The Glorious Unfolding is Steven Curtis Chapman’s newest album and, since the first day I pressed play, it has become a go-to album for me, in particular, because of the profoundly relevant and comforting message that is conveyed throughout many of the songs on the album. Without a doubt, despite the fact that I’ve had a number of notably difficult periods in my life, being my dad’s caretaker for the final sixteen months of his life, as his health and independence declined after diagnosis of a stage four glioblastoma brain tumor, was the darkest and most difficult experience of my life. I can definitely speak from experience when it comes to the notion of trying to maintain some thread of faith in God’s providence at a time when it was so dark that I couldn’t see my own hand if I waved it in front of my face. Surely, there were momentary flickers of light from caring and gracious people who knew about his situation that would briefly reflect off the golden thread that God had hanging for me where I was at every moment of that journey. But, it was all too easy to lose my focus and to not be able to find it again when I was at my weakest and in my greatest need. I was broken and empty and felt, surely, like I had nothing to hold onto. But, His thread of hope was still there whether I could see it in a given moment or not. He never left and, because I had nowhere else to turn, I never gave up seeking Him. While I often felt like I was lost in a free fall, he was holding me and carrying me through. Eventually, a new purpose and peace would be revealed (read about that part of my story here, if you’re not already familiar), but, it was only in His time, just in time, that I would learn just how powerful faith in His plan can be. 1 Kings 17 reminded me of that dark period in my life as I read about the widow that the prophet Elijah met at the gate of Zarephath of Sidon. During a time of famine and weary from his journey, Elijah asked the widow for a drink of water and a piece of bread. Verses 12-16 reveal the widow’s circumstances and lay the foundation for a lesson in faith that she learned by trusting God despite her struggles:

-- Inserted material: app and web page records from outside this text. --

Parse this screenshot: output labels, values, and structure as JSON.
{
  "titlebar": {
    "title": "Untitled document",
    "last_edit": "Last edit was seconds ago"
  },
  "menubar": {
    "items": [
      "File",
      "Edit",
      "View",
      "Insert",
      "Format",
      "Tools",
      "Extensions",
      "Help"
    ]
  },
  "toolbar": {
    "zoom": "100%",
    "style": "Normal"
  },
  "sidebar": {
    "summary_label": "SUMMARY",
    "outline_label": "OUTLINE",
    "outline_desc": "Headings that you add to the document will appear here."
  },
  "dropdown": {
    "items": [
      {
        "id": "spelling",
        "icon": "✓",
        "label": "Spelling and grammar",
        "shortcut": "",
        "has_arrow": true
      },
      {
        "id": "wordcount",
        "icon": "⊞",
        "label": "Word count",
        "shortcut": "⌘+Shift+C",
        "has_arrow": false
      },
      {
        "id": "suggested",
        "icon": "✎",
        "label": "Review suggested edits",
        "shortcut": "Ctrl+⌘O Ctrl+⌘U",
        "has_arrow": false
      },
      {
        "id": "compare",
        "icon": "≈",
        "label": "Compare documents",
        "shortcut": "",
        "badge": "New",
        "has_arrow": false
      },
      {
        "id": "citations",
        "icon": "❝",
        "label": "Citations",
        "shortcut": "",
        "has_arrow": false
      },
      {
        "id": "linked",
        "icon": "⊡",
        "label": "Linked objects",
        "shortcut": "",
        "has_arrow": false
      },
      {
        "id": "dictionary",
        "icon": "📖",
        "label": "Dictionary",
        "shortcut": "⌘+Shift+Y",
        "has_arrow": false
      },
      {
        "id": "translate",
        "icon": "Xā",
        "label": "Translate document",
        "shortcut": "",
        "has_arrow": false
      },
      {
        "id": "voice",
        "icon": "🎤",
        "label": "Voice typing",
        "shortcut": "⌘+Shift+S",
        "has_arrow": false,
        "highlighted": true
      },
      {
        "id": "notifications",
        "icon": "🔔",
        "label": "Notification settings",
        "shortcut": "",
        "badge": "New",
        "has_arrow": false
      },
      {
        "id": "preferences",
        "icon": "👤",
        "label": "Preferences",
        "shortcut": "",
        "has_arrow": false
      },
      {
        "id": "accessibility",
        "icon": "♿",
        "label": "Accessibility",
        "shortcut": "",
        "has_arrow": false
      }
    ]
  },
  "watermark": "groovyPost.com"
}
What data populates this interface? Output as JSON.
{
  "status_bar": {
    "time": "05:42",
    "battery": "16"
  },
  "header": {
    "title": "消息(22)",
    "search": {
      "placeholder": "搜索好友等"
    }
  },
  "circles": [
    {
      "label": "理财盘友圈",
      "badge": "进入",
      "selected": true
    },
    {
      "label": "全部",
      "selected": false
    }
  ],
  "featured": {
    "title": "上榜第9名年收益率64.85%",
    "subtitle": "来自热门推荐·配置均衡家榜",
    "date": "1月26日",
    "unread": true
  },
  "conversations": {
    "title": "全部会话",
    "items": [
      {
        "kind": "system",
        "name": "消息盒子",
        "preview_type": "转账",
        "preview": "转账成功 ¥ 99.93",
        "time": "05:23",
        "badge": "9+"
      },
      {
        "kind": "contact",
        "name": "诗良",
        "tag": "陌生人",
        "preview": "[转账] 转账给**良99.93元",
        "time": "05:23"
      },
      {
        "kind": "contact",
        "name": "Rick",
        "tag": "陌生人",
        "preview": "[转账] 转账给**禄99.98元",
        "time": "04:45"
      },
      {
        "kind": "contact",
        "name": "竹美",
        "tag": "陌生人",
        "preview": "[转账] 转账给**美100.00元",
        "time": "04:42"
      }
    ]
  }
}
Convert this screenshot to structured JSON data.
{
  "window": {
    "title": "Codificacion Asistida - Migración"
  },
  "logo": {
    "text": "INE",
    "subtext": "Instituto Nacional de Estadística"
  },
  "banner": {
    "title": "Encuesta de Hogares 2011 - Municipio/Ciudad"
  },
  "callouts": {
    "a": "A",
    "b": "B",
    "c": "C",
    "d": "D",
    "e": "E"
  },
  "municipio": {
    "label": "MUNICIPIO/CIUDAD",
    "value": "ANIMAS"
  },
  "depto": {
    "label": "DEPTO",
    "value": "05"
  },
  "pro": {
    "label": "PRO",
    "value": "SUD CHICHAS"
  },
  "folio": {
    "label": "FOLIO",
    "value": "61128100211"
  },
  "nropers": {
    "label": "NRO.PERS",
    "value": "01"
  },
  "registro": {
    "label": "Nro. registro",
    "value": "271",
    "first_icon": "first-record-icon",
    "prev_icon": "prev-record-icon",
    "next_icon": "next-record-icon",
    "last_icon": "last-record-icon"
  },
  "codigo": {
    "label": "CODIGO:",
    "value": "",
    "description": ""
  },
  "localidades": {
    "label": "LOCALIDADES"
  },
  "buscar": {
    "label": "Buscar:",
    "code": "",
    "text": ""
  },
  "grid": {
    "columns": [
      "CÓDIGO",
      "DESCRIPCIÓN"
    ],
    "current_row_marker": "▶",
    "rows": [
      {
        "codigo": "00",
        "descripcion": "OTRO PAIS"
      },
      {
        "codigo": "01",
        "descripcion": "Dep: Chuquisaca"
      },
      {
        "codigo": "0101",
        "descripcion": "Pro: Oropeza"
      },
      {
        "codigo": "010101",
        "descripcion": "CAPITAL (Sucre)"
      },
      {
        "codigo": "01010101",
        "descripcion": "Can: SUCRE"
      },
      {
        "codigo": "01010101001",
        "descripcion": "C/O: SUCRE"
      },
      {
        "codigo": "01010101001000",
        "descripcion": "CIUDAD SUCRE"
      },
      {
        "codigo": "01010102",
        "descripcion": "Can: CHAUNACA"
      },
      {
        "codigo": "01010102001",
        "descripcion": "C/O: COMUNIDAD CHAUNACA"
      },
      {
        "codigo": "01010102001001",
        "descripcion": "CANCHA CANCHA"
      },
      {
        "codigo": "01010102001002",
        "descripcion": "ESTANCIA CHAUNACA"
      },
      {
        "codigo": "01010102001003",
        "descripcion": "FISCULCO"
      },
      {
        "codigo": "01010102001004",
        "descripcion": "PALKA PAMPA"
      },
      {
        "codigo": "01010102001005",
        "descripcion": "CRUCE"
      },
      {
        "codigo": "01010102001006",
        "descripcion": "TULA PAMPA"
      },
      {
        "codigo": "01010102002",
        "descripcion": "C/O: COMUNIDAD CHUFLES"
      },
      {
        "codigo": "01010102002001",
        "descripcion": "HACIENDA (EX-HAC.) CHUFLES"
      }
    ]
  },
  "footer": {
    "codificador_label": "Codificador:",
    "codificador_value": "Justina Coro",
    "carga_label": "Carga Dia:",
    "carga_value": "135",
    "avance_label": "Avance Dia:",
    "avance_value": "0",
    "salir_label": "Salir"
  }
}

“As surely as the Lord your God lives,” she replied, “I don’t have any bread – only a handful of flour in a jar and a little oil in a jug. I am gathering a few sticks to take home and make a meal for myself and my son, that we may eat and die.” Elijah said to her “Don’t be afraid. Go home and do as you have said. But first make a small cake of bread for me from what you have and bring it to me, and then make something for yourself and your son. For this is what the Lord, the God of Israel, says: “The jar of flour will not be used up and the jug of oil will not run dry until the day the Lord gives rain on the land.” She went away and did as Elijah had told her. So there was food every day for Elijah and for the woman and her family. For the jar of flour was not used up and the jug of oil did not run dry, in keeping with the word of the Lord spoken by Elijah.

My dad passed away February 20, 2012, but, not before accepting the idea that God loved him and that he had good reason to accept hope in Christ. In fact, the last thing that I said to him that I’m confident he actually heard and understood was that my uncle (who was there in the house with Dad and I at that time) were doing all that we knew to make him as comfortable as possible and that the rest was up to Jesus and that He would take care of him. Dad had been extremely restless and agitated that morning and he couldn’t talk due to the brain cancer’s progression, but, after assuring him that Jesus was in control, he settled down and rested through the rest of the day until he eventually breathed his last breath around 12:30 AM with my arms around him for the last time. His present peace and eternal future is brighter than any of us here can even imagine. The nearly two and a half years since my dad passed away have been tough at times, to say the least, but, in that time I have also experienced a gradual increase in my awareness of the beauty of God’s glorious unfolding story. I know that there will likely be challenges ahead in my life during which times I’ll need to remind myself of this life lesson that I’ve been learning, but, it is certain. He knows what He is doing and wherever you are in your journey, you need to know and remember that “this is going to be a glorious unfolding…just wait and see…and you will be amazed…